Prompt: Print the entries below word for word; the pictures stay out of your copy.

---

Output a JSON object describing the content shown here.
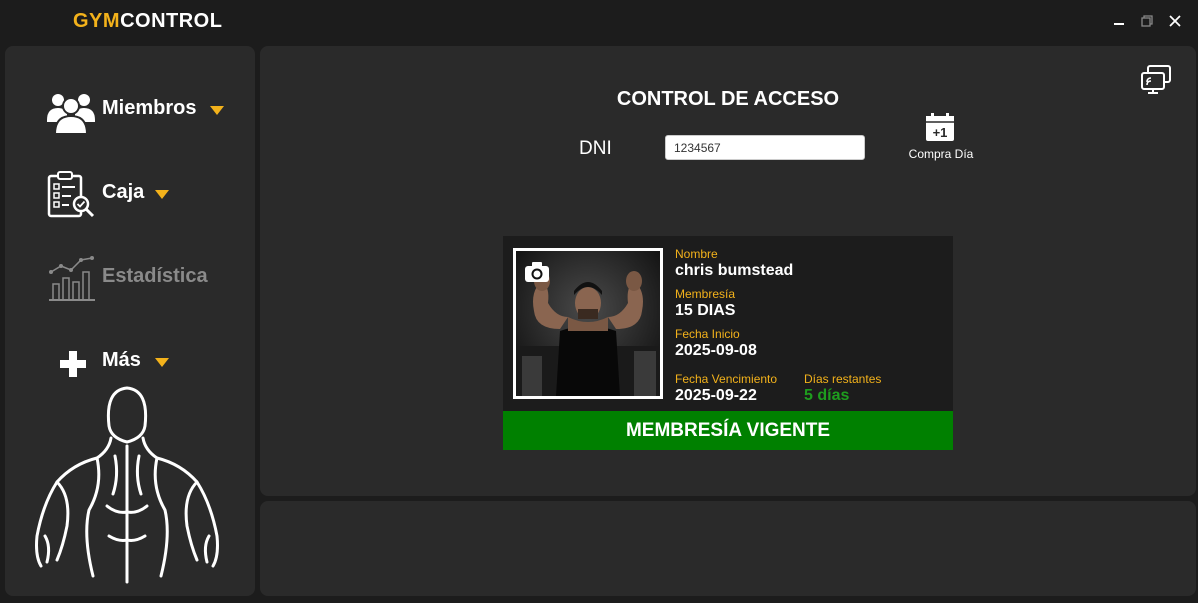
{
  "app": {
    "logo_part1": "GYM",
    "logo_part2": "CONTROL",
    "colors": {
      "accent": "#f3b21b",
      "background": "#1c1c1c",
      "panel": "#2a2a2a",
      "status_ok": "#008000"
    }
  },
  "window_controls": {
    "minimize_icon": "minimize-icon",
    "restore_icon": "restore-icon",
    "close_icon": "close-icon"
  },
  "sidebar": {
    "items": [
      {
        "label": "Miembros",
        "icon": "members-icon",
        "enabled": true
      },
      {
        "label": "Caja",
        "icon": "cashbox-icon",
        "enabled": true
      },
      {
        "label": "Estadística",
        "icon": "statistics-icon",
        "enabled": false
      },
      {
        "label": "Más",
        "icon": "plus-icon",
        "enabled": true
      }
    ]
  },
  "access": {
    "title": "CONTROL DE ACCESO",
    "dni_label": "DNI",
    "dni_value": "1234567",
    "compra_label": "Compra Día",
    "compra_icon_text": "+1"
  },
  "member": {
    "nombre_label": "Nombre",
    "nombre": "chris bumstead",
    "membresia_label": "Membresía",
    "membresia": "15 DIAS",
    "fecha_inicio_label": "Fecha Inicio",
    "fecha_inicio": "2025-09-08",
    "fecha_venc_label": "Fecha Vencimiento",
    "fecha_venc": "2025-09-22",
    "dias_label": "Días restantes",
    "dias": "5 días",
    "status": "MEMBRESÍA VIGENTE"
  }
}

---

Response below:
Output a JSON object describing the content shown here.
{
  "app": {
    "logo_part1": "GYM",
    "logo_part2": "CONTROL",
    "colors": {
      "accent": "#f3b21b",
      "background": "#1c1c1c",
      "panel": "#2a2a2a",
      "status_ok": "#008000"
    }
  },
  "window_controls": {
    "minimize_icon": "minimize-icon",
    "restore_icon": "restore-icon",
    "close_icon": "close-icon"
  },
  "sidebar": {
    "items": [
      {
        "label": "Miembros",
        "icon": "members-icon",
        "enabled": true
      },
      {
        "label": "Caja",
        "icon": "cashbox-icon",
        "enabled": true
      },
      {
        "label": "Estadística",
        "icon": "statistics-icon",
        "enabled": false
      },
      {
        "label": "Más",
        "icon": "plus-icon",
        "enabled": true
      }
    ]
  },
  "access": {
    "title": "CONTROL DE ACCESO",
    "dni_label": "DNI",
    "dni_value": "1234567",
    "compra_label": "Compra Día",
    "compra_icon_text": "+1"
  },
  "member": {
    "nombre_label": "Nombre",
    "nombre": "chris bumstead",
    "membresia_label": "Membresía",
    "membresia": "15 DIAS",
    "fecha_inicio_label": "Fecha Inicio",
    "fecha_inicio": "2025-09-08",
    "fecha_venc_label": "Fecha Vencimiento",
    "fecha_venc": "2025-09-22",
    "dias_label": "Días restantes",
    "dias": "5 días",
    "status": "MEMBRESÍA VIGENTE"
  }
}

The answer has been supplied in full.